*Input data*.
#####

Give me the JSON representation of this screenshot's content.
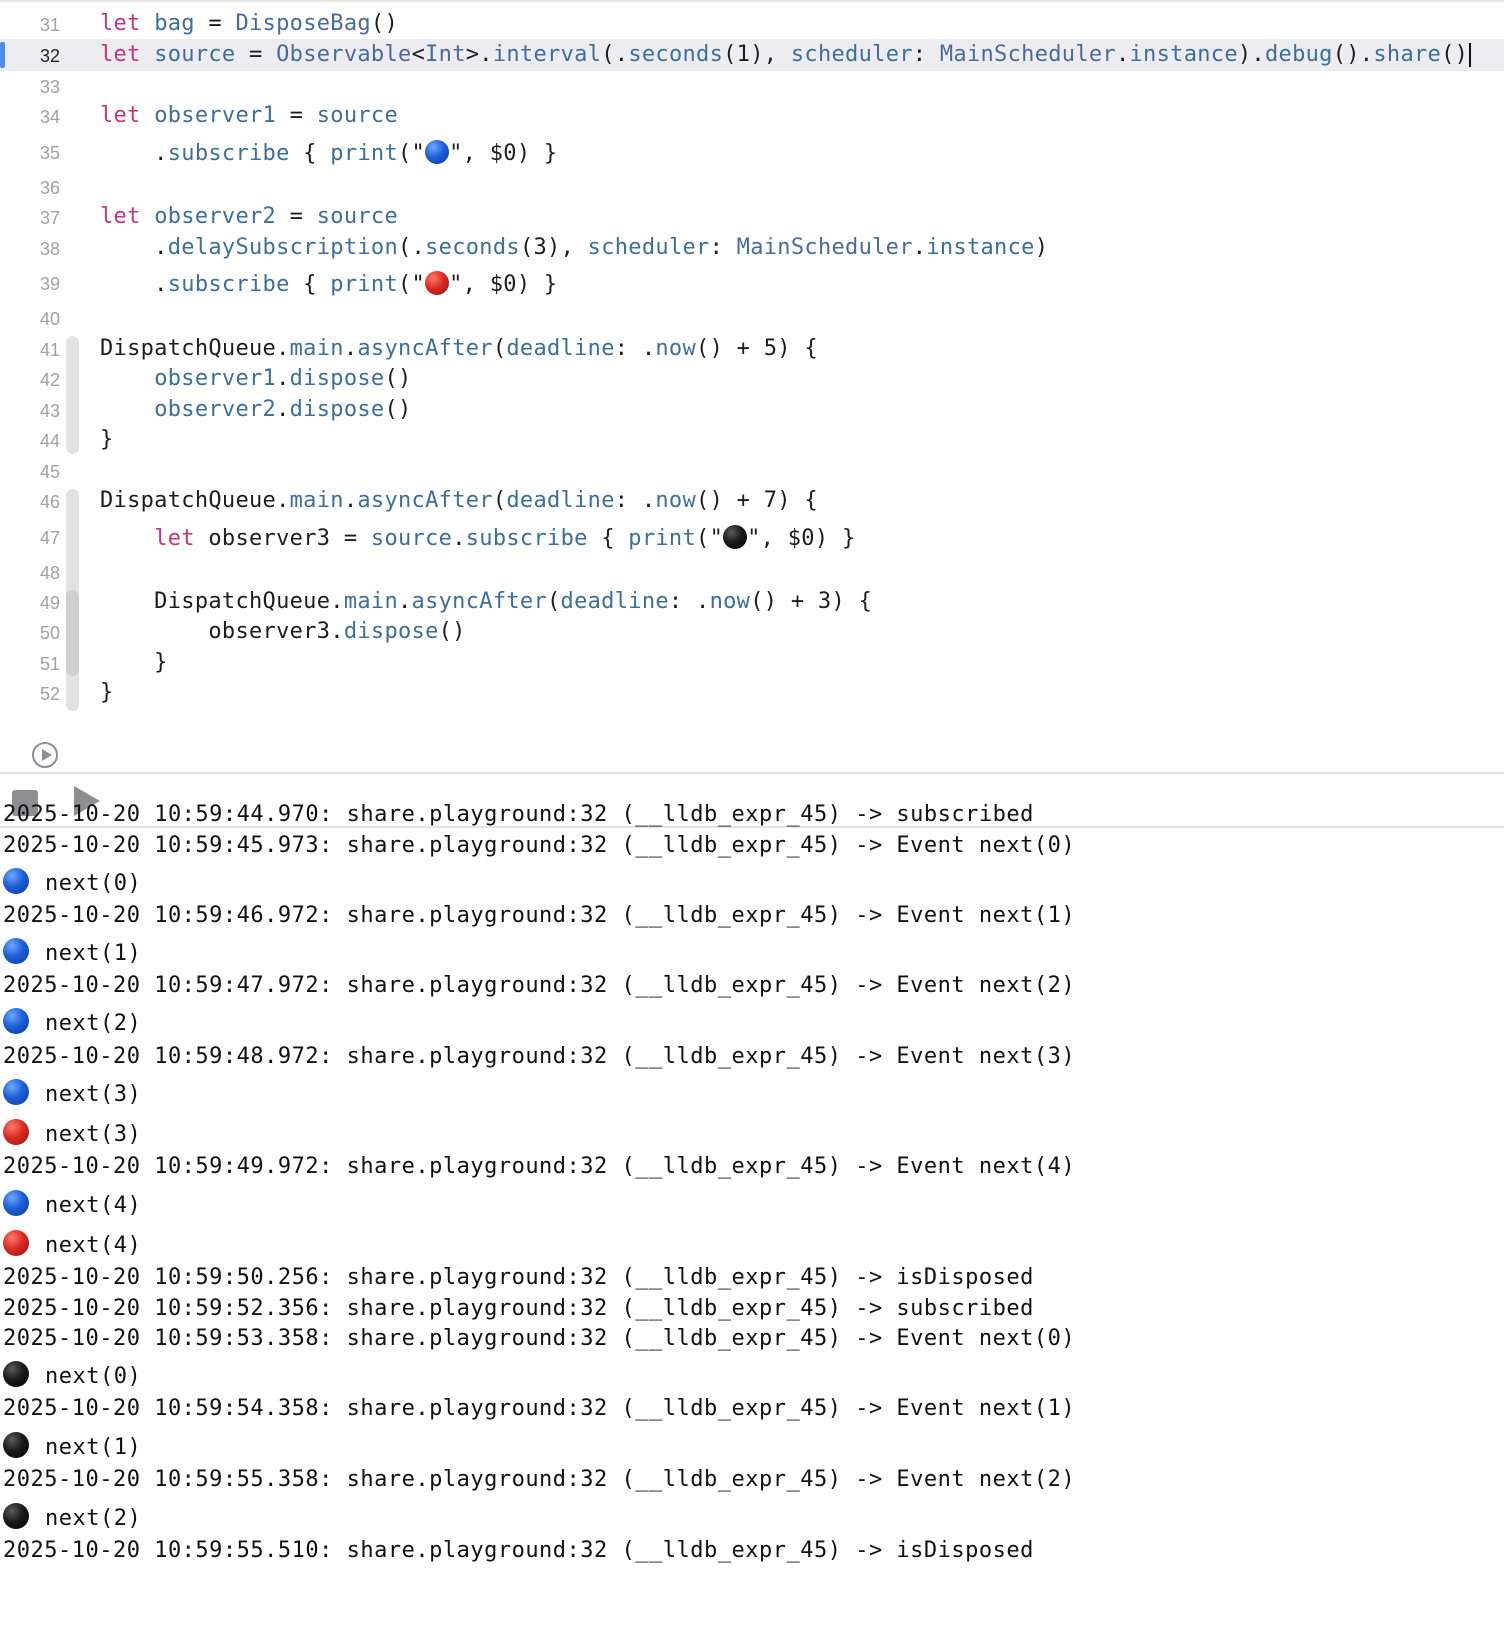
{
  "editor": {
    "lines": [
      {
        "n": "31",
        "parts": [
          [
            "kw",
            "let "
          ],
          [
            "id",
            "bag"
          ],
          [
            "punc",
            " = "
          ],
          [
            "ty",
            "DisposeBag"
          ],
          [
            "punc",
            "()"
          ]
        ]
      },
      {
        "n": "32",
        "current": true,
        "parts": [
          [
            "kw",
            "let "
          ],
          [
            "id",
            "source"
          ],
          [
            "punc",
            " = "
          ],
          [
            "ty",
            "Observable"
          ],
          [
            "punc",
            "<"
          ],
          [
            "ty",
            "Int"
          ],
          [
            "punc",
            ">."
          ],
          [
            "id",
            "interval"
          ],
          [
            "punc",
            "(."
          ],
          [
            "id",
            "seconds"
          ],
          [
            "punc",
            "(1), "
          ],
          [
            "id",
            "scheduler"
          ],
          [
            "punc",
            ": "
          ],
          [
            "ty",
            "MainScheduler"
          ],
          [
            "punc",
            "."
          ],
          [
            "id",
            "instance"
          ],
          [
            "punc",
            ")."
          ],
          [
            "id",
            "debug"
          ],
          [
            "punc",
            "()."
          ],
          [
            "id",
            "share"
          ],
          [
            "punc",
            "()"
          ]
        ]
      },
      {
        "n": "33",
        "parts": []
      },
      {
        "n": "34",
        "parts": [
          [
            "kw",
            "let "
          ],
          [
            "id",
            "observer1"
          ],
          [
            "punc",
            " = "
          ],
          [
            "id",
            "source"
          ]
        ]
      },
      {
        "n": "35",
        "parts": [
          [
            "punc",
            "    ."
          ],
          [
            "id",
            "subscribe"
          ],
          [
            "punc",
            " { "
          ],
          [
            "id",
            "print"
          ],
          [
            "punc",
            "(\""
          ],
          [
            "ball",
            "blue"
          ],
          [
            "punc",
            "\", $0) }"
          ]
        ]
      },
      {
        "n": "36",
        "parts": []
      },
      {
        "n": "37",
        "parts": [
          [
            "kw",
            "let "
          ],
          [
            "id",
            "observer2"
          ],
          [
            "punc",
            " = "
          ],
          [
            "id",
            "source"
          ]
        ]
      },
      {
        "n": "38",
        "parts": [
          [
            "punc",
            "    ."
          ],
          [
            "id",
            "delaySubscription"
          ],
          [
            "punc",
            "(."
          ],
          [
            "id",
            "seconds"
          ],
          [
            "punc",
            "(3), "
          ],
          [
            "id",
            "scheduler"
          ],
          [
            "punc",
            ": "
          ],
          [
            "ty",
            "MainScheduler"
          ],
          [
            "punc",
            "."
          ],
          [
            "id",
            "instance"
          ],
          [
            "punc",
            ")"
          ]
        ]
      },
      {
        "n": "39",
        "parts": [
          [
            "punc",
            "    ."
          ],
          [
            "id",
            "subscribe"
          ],
          [
            "punc",
            " { "
          ],
          [
            "id",
            "print"
          ],
          [
            "punc",
            "(\""
          ],
          [
            "ball",
            "red"
          ],
          [
            "punc",
            "\", $0) }"
          ]
        ]
      },
      {
        "n": "40",
        "parts": []
      },
      {
        "n": "41",
        "parts": [
          [
            "punc",
            "DispatchQueue."
          ],
          [
            "id",
            "main"
          ],
          [
            "punc",
            "."
          ],
          [
            "id",
            "asyncAfter"
          ],
          [
            "punc",
            "("
          ],
          [
            "id",
            "deadline"
          ],
          [
            "punc",
            ": ."
          ],
          [
            "id",
            "now"
          ],
          [
            "punc",
            "() + 5) {"
          ]
        ]
      },
      {
        "n": "42",
        "parts": [
          [
            "punc",
            "    "
          ],
          [
            "id",
            "observer1"
          ],
          [
            "punc",
            "."
          ],
          [
            "id",
            "dispose"
          ],
          [
            "punc",
            "()"
          ]
        ]
      },
      {
        "n": "43",
        "parts": [
          [
            "punc",
            "    "
          ],
          [
            "id",
            "observer2"
          ],
          [
            "punc",
            "."
          ],
          [
            "id",
            "dispose"
          ],
          [
            "punc",
            "()"
          ]
        ]
      },
      {
        "n": "44",
        "parts": [
          [
            "punc",
            "}"
          ]
        ]
      },
      {
        "n": "45",
        "parts": []
      },
      {
        "n": "46",
        "parts": [
          [
            "punc",
            "DispatchQueue."
          ],
          [
            "id",
            "main"
          ],
          [
            "punc",
            "."
          ],
          [
            "id",
            "asyncAfter"
          ],
          [
            "punc",
            "("
          ],
          [
            "id",
            "deadline"
          ],
          [
            "punc",
            ": ."
          ],
          [
            "id",
            "now"
          ],
          [
            "punc",
            "() + 7) {"
          ]
        ]
      },
      {
        "n": "47",
        "parts": [
          [
            "punc",
            "    "
          ],
          [
            "kw",
            "let "
          ],
          [
            "punc",
            "observer3 = "
          ],
          [
            "id",
            "source"
          ],
          [
            "punc",
            "."
          ],
          [
            "id",
            "subscribe"
          ],
          [
            "punc",
            " { "
          ],
          [
            "id",
            "print"
          ],
          [
            "punc",
            "(\""
          ],
          [
            "ball",
            "black"
          ],
          [
            "punc",
            "\", $0) }"
          ]
        ]
      },
      {
        "n": "48",
        "parts": []
      },
      {
        "n": "49",
        "parts": [
          [
            "punc",
            "    DispatchQueue."
          ],
          [
            "id",
            "main"
          ],
          [
            "punc",
            "."
          ],
          [
            "id",
            "asyncAfter"
          ],
          [
            "punc",
            "("
          ],
          [
            "id",
            "deadline"
          ],
          [
            "punc",
            ": ."
          ],
          [
            "id",
            "now"
          ],
          [
            "punc",
            "() + 3) {"
          ]
        ]
      },
      {
        "n": "50",
        "parts": [
          [
            "punc",
            "        observer3."
          ],
          [
            "id",
            "dispose"
          ],
          [
            "punc",
            "()"
          ]
        ]
      },
      {
        "n": "51",
        "parts": [
          [
            "punc",
            "    }"
          ]
        ]
      },
      {
        "n": "52",
        "parts": [
          [
            "punc",
            "}"
          ]
        ]
      }
    ]
  },
  "toolbar": {
    "stop_icon": "stop-icon",
    "play_icon": "play-icon"
  },
  "console": {
    "lines": [
      {
        "text": "2025-10-20 10:59:44.970: share.playground:32 (__lldb_expr_45) -> subscribed"
      },
      {
        "text": "2025-10-20 10:59:45.973: share.playground:32 (__lldb_expr_45) -> Event next(0)"
      },
      {
        "ball": "blue",
        "text": "next(0)"
      },
      {
        "text": "2025-10-20 10:59:46.972: share.playground:32 (__lldb_expr_45) -> Event next(1)"
      },
      {
        "ball": "blue",
        "text": "next(1)"
      },
      {
        "text": "2025-10-20 10:59:47.972: share.playground:32 (__lldb_expr_45) -> Event next(2)"
      },
      {
        "ball": "blue",
        "text": "next(2)"
      },
      {
        "text": "2025-10-20 10:59:48.972: share.playground:32 (__lldb_expr_45) -> Event next(3)"
      },
      {
        "ball": "blue",
        "text": "next(3)"
      },
      {
        "ball": "red",
        "text": "next(3)"
      },
      {
        "text": "2025-10-20 10:59:49.972: share.playground:32 (__lldb_expr_45) -> Event next(4)"
      },
      {
        "ball": "blue",
        "text": "next(4)"
      },
      {
        "ball": "red",
        "text": "next(4)"
      },
      {
        "text": "2025-10-20 10:59:50.256: share.playground:32 (__lldb_expr_45) -> isDisposed"
      },
      {
        "text": "2025-10-20 10:59:52.356: share.playground:32 (__lldb_expr_45) -> subscribed"
      },
      {
        "text": "2025-10-20 10:59:53.358: share.playground:32 (__lldb_expr_45) -> Event next(0)"
      },
      {
        "ball": "black",
        "text": "next(0)"
      },
      {
        "text": "2025-10-20 10:59:54.358: share.playground:32 (__lldb_expr_45) -> Event next(1)"
      },
      {
        "ball": "black",
        "text": "next(1)"
      },
      {
        "text": "2025-10-20 10:59:55.358: share.playground:32 (__lldb_expr_45) -> Event next(2)"
      },
      {
        "ball": "black",
        "text": "next(2)"
      },
      {
        "text": "2025-10-20 10:59:55.510: share.playground:32 (__lldb_expr_45) -> isDisposed"
      }
    ]
  }
}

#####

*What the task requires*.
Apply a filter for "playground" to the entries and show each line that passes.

*Answer section*.
        "text": "2025-10-20 10:59:44.970: share.playground:32 (__lldb_expr_45) -> subscribed"
        "text": "2025-10-20 10:59:45.973: share.playground:32 (__lldb_expr_45) -> Event next(0)"
        "text": "2025-10-20 10:59:46.972: share.playground:32 (__lldb_expr_45) -> Event next(1)"
        "text": "2025-10-20 10:59:47.972: share.playground:32 (__lldb_expr_45) -> Event next(2)"
        "text": "2025-10-20 10:59:48.972: share.playground:32 (__lldb_expr_45) -> Event next(3)"
        "text": "2025-10-20 10:59:49.972: share.playground:32 (__lldb_expr_45) -> Event next(4)"
        "text": "2025-10-20 10:59:50.256: share.playground:32 (__lldb_expr_45) -> isDisposed"
        "text": "2025-10-20 10:59:52.356: share.playground:32 (__lldb_expr_45) -> subscribed"
        "text": "2025-10-20 10:59:53.358: share.playground:32 (__lldb_expr_45) -> Event next(0)"
        "text": "2025-10-20 10:59:54.358: share.playground:32 (__lldb_expr_45) -> Event next(1)"
        "text": "2025-10-20 10:59:55.358: share.playground:32 (__lldb_expr_45) -> Event next(2)"
        "text": "2025-10-20 10:59:55.510: share.playground:32 (__lldb_expr_45) -> isDisposed"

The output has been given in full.